• Exercise prompt: A bare number is the expected answer: the count of lines in the data holding "loudnes".

• Given entries:
====================

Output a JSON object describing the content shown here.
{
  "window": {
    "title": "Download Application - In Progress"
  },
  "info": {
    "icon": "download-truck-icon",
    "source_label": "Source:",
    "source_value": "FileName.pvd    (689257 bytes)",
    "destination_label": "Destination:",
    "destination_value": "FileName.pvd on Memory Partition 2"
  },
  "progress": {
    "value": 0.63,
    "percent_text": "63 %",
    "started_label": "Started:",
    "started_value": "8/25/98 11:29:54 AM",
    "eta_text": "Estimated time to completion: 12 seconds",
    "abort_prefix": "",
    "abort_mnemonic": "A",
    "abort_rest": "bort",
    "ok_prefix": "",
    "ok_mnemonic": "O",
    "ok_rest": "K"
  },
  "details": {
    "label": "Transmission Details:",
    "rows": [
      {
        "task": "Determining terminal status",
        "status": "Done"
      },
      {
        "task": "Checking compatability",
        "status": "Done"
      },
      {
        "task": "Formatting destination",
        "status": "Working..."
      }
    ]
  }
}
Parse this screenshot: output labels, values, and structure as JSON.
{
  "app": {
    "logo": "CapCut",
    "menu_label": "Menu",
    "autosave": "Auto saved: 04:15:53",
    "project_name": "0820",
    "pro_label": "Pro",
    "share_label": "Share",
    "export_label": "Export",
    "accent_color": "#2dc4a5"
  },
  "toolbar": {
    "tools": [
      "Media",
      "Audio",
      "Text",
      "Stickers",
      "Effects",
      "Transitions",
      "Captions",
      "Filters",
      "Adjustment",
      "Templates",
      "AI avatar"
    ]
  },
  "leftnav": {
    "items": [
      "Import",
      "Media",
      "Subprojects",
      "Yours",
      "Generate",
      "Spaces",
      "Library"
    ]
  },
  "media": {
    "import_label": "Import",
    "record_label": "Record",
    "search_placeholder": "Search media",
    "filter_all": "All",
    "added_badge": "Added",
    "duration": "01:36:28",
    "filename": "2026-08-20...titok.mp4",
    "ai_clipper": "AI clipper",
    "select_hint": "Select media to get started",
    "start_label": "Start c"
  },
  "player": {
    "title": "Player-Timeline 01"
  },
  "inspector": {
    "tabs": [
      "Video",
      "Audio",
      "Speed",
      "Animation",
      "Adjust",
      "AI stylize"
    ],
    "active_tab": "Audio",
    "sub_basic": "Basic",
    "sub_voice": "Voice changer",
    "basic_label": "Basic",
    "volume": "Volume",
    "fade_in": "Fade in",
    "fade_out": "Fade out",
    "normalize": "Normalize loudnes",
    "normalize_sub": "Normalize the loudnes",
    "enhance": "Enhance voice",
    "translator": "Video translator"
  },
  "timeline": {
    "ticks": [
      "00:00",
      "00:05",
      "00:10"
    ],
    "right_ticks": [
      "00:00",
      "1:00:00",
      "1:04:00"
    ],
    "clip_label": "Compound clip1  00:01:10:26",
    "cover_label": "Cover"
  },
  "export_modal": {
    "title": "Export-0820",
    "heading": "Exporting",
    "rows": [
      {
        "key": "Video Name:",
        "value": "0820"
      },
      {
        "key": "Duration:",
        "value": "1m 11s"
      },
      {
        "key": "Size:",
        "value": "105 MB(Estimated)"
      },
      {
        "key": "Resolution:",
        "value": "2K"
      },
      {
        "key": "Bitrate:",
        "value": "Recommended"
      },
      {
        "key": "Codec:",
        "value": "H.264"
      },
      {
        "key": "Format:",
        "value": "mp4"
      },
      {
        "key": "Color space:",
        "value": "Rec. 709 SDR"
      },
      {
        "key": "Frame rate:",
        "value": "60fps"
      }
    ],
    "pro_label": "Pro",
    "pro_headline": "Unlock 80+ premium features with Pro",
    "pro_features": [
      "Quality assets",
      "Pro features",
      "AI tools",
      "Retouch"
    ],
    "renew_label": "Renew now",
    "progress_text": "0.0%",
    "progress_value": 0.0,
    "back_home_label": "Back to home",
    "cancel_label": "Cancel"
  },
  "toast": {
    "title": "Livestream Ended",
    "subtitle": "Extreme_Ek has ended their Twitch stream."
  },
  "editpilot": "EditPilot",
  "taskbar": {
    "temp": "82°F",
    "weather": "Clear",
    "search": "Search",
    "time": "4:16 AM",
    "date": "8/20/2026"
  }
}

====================

• Worked solution: 2